Summary of eRumor:
The Latin American “kissing bug” has infected people in the U.S. with Chagas disease, which is also called “the silent killer.”
It’s true that triatomine bugs, which are often called “kissing bugs,” have been linked to Chagas disease in the United States.
Researchers with the American Society of Topical Medicine and Hygiene estimated that there were about 300,000 cases of Chagas disease in the U.S. by early November 2014. The potentially fatal disease is caused by an infection by a parasite called Trypanosoma cruzi, or T. cruzi, and was first diagnosed in the U.S. in 2007.
Kissing bugs feed on the blood of sleeping humans and animals. After they feed, infected bugs defecate, and T. cruzi parasites from their feces are able to enter the body through the eyes, mouth, nose or an open wound, according to the Mayo Clinic.
The Mayo Clinic says it’s also possible to become infected by eating uncooked contaminated food, blood transfusions, infected pets and spending time in forests where infected animals like raccoons and opossums live.
Symptoms of Chagas disease are often mild or non-existent at first, which is why it’s called “the silent killer.” As the disease progresses, patients experience fever, body aches and swelling around the bite mark. More advanced symptoms include irregular heartbeat, an enlarged heart, problems with digestion and bowel movements and strokes, according to the Centers for Disease and Prevention (CDC).
The World Health Organization estimates that 8 million people are infected with Chagas disease, most of them in Latin America.
Researchers from Baylor University collected 40 kissing bugs from 11 counties in south-central Texas and identified 17 patients from Houston who were diagnosed with Chagas disease, the Washington Posts reported in November 2014.

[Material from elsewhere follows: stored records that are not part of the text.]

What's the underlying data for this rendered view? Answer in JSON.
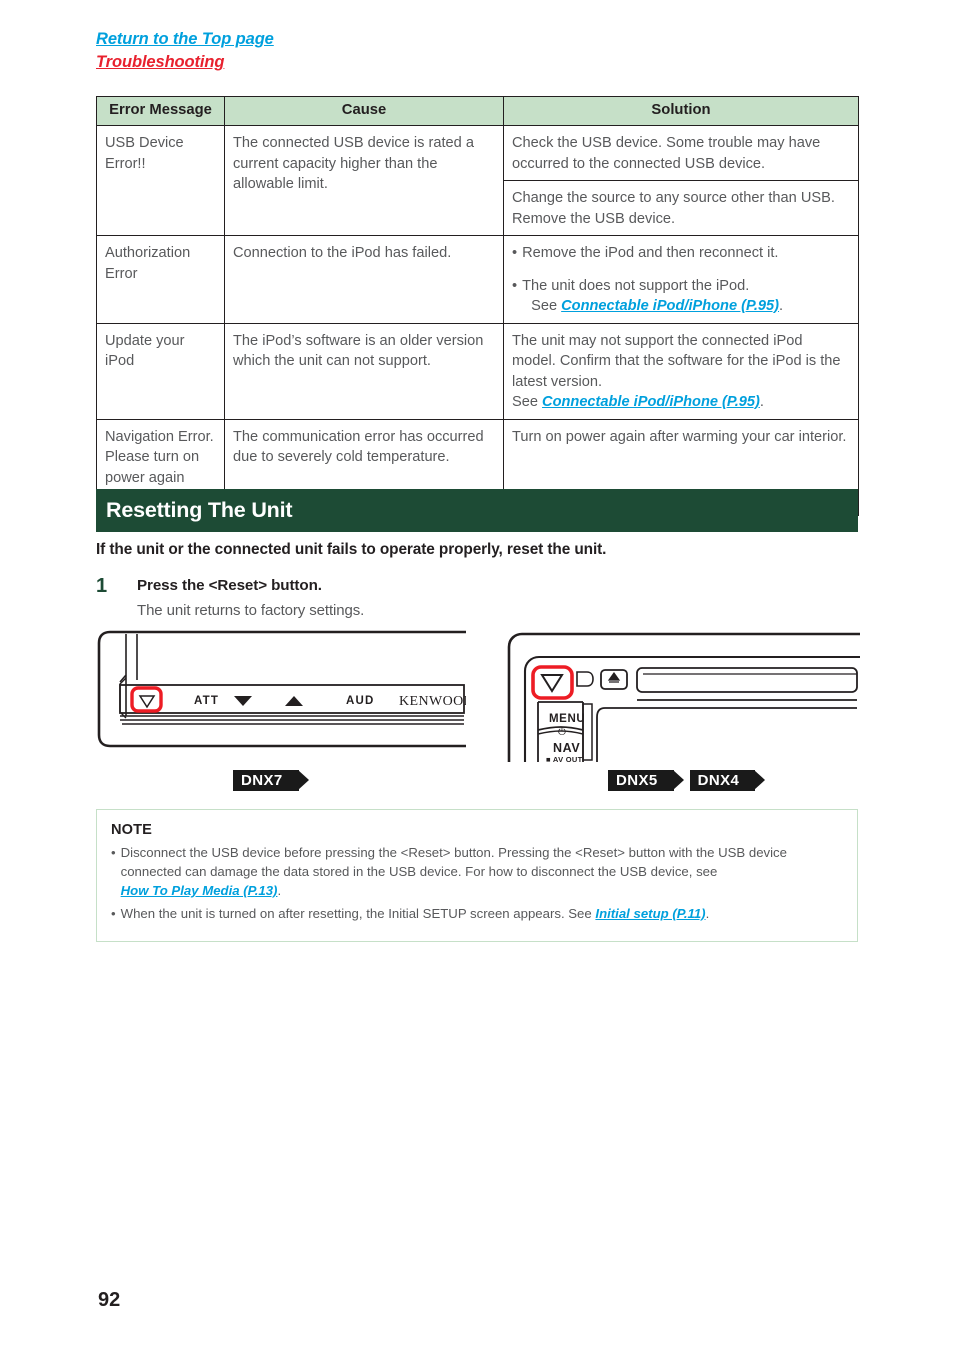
{
  "header": {
    "return_link": "Return to the Top page",
    "breadcrumb_link": "Troubleshooting"
  },
  "table": {
    "columns": [
      "Error Message",
      "Cause",
      "Solution"
    ],
    "rows": [
      {
        "message": "USB Device Error!!",
        "cause": "The connected USB device is rated a current capacity higher than the allowable limit.",
        "solutions": [
          "Check the USB device. Some trouble may have occurred to the connected USB device.",
          "Change the source to any source other than USB. Remove the USB device."
        ]
      },
      {
        "message": "Authorization Error",
        "cause": "Connection to the iPod has failed.",
        "bullets": [
          {
            "text": "Remove the iPod and then reconnect it."
          },
          {
            "text": "The unit does not support the iPod.",
            "see_prefix": "See ",
            "link": "Connectable iPod/iPhone (P.95)",
            "suffix": "."
          }
        ]
      },
      {
        "message": "Update your iPod",
        "cause": "The iPod’s software is an older version which the unit can not support.",
        "solution_text": "The unit may not support the connected iPod model. Confirm that the software for the iPod is the latest version.",
        "see_prefix": "See ",
        "link": "Connectable iPod/iPhone (P.95)",
        "suffix": "."
      },
      {
        "message": "Navigation Error. Please turn on power again later.",
        "cause": "The communication error has occurred due to severely cold temperature.",
        "solution_text": "Turn on power again after warming your car interior."
      }
    ]
  },
  "section": {
    "title": "Resetting The Unit",
    "lead": "If the unit or the connected unit fails to operate properly, reset the unit.",
    "step_number": "1",
    "step_title": "Press the <Reset> button.",
    "step_sub": "The unit returns to factory settings."
  },
  "illustrations": {
    "left": {
      "labels": [
        "ATT",
        "AUD",
        "KENWOOD"
      ],
      "badges": [
        "DNX7"
      ]
    },
    "right": {
      "labels": [
        "MENU",
        "NAV",
        "AV OUT"
      ],
      "badges": [
        "DNX5",
        "DNX4"
      ]
    }
  },
  "note": {
    "title": "NOTE",
    "items": [
      {
        "text_before": "Disconnect the USB device before pressing the <Reset> button. Pressing the <Reset> button with the USB device connected can damage the data stored in the USB device. For how to disconnect the USB device, see ",
        "link": "How To Play Media (P.13)",
        "text_after": "."
      },
      {
        "text_before": "When the unit is turned on after resetting, the Initial SETUP screen appears. See ",
        "link": "Initial setup (P.11)",
        "text_after": "."
      }
    ]
  },
  "page_number": "92",
  "colors": {
    "link_blue": "#00a0dd",
    "link_red": "#e8212e",
    "header_green": "#c6e0c8",
    "section_green": "#1d4b35",
    "highlight_red": "#ed1c24"
  }
}
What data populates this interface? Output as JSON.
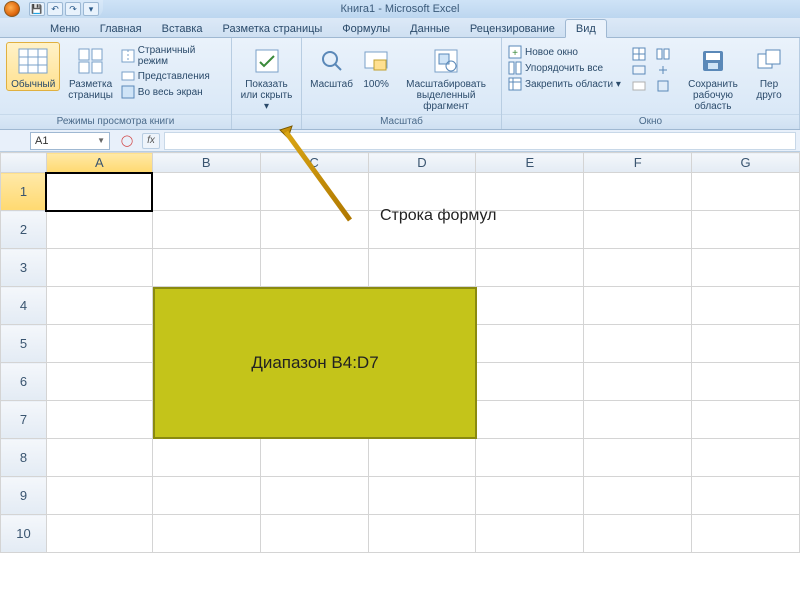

“We are astonished to not only find such a high rate of individuals testing positive for Chagas in their blood, but also high rates of heart disease that appear to be Chagas-related,” Nolan Garcia, a researcher with the American Society of Tropical Medicine and Hygiene, said.